August 18, 2017 was just one of many days of ineffective bans by the National Broadcasting Commission (NBC). Olamide’s Wo was banned after a tweet from the Federal Department of Health said the song violated the Tobacco Control Act 2015. Olamide’s Wo isn’t the only song that has encouraged young people to take hard substances; Science Student of the same Olamide, Kush of Phyno, Drug Test of Naira Marley and many others have made hard substances so appealing to youngsters. Another reason why drug and substance abuse is on the rise. Many women on the street were subjected to body-shaming and assault, thanks to music like Naira Marley’s A s’opọtoyi aṣọ l’ẹfi bo. In the spring of November 2019, Anambra State NYSC Camp Director Mr. Kehinde Aremu issued a furtive warning to male corps members at Ummuawulu Mbauku Orientation Camp in the state. The bitter complaints of female members of the corps being shamed and assaulted by their male counterparts – with the trend of the time of A ṣ’opọ toyi propelled Mr. Kehinde’s warning. This is what music hurts young Nigerians: grabbing them by the skin and grabbing them by the senses – all in the name of entertainment and wokè.

Madira o Iku pa ẹ (stay strong, lest you be killed) – an unhealthy sarcasm – is currently making waves across the social media platform. It was a word from an Oba Solomoni, a veteran of the entertainment industry. It seems that the Yoruba did not think of Solomoni and his ilk when they said: Agba kii wa lọja, ki ori ọmọ tuntun wọ (An elder does not exist somewhere and watch things go wrong). With Madira oo, Solomoni had glamorized voodoo to (young) Nigerians. It baffles the mind if Efunsetan Aniwura, Kurunmi IJaye and other highly fetishistic men and women were not driven away, despite their voodoo. Igboho Oosa, Sunday Adeyemo – despite his voodoo bluster – is currently on the run for fear of being sent to the gulag by Ijọba amuni m’ogun; the government that apprehends powerful men and their voodoo. Nigerian artists – especially musicians – should reconnect the dots of their moral compass and stem the immoral and harmful content they are distributing to society. Lucky Dube, Bob Marley, Fela Kuti, Miriam Makeba, Nico Mbarga and other legendary singers are revered to this day because of how they weaponized their musical content against immorality, oppression, bad governance, apartheid, national disintegration, youthful exuberance, among other notable causes. . Current Nigerian artists can cut the styles of these legendary (women) men.

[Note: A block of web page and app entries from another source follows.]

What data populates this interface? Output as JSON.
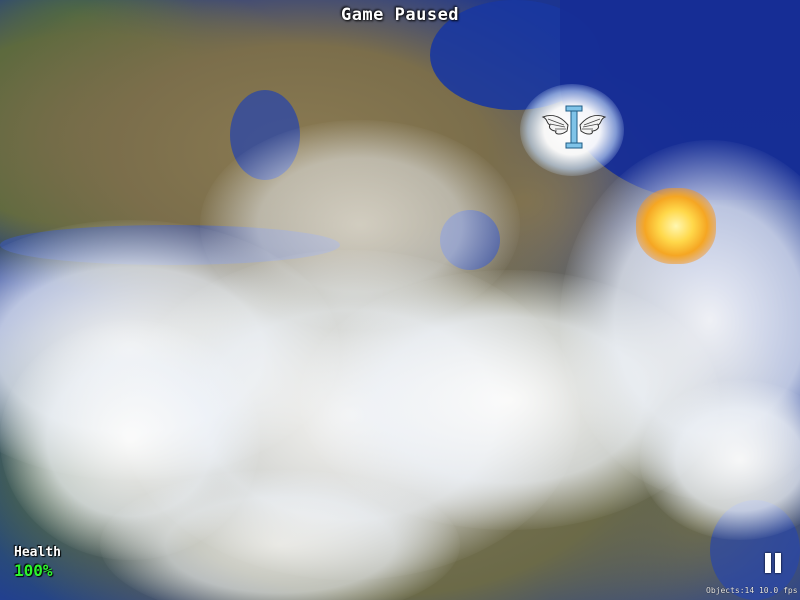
{
  "game": {
    "status_text": "Game Paused",
    "health_label": "Health",
    "health_value": "100%",
    "stats_text": "Objects:14  10.0 fps"
  },
  "controls": {
    "pause_icon": "pause-icon"
  },
  "sprites": {
    "player": "winged-i-ship",
    "effect": "fireball-explosion"
  },
  "colors": {
    "health_value": "#2df52d",
    "status_text": "#ffffff"
  }
}
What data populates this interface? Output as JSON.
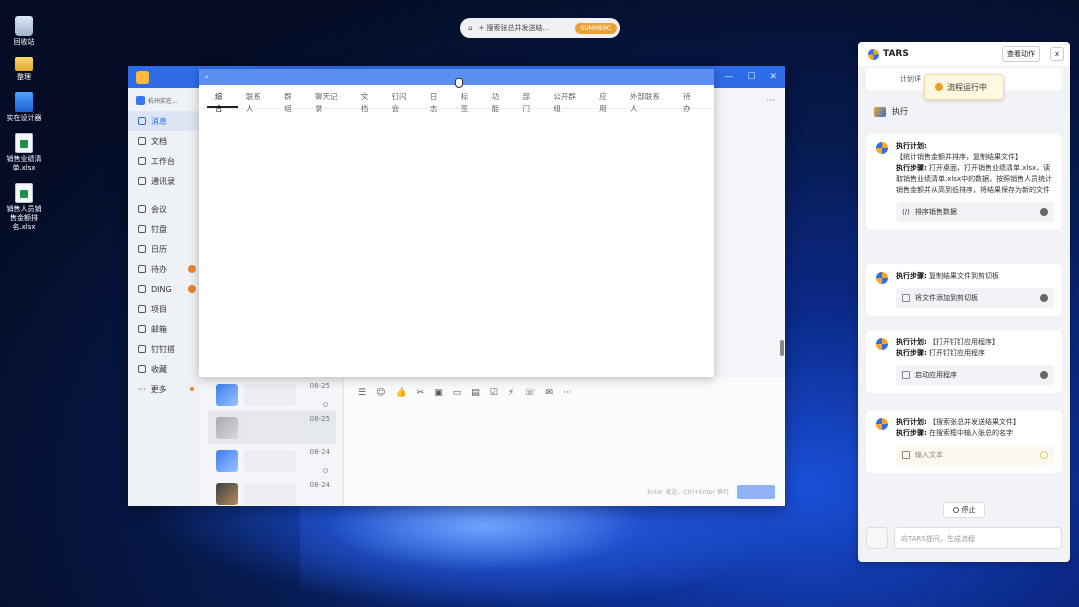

To conclude, dear young Nigerians, “No entertainment is so cheap as reading, nor any pleasure so enduring,” said the most famous writer, Mary Wortley. The act of seeking amusement to pass the time or to seek a sharp ray in dark days must not cloud one’s sense of righteousness. Many productive actions like reading books are also entertaining and comforting. They will make you rather than break you, like Wack Entertainment does. Seek pleasure in productive actions that might open your eyes to the immorality you are embracing from Nigerian entertainers.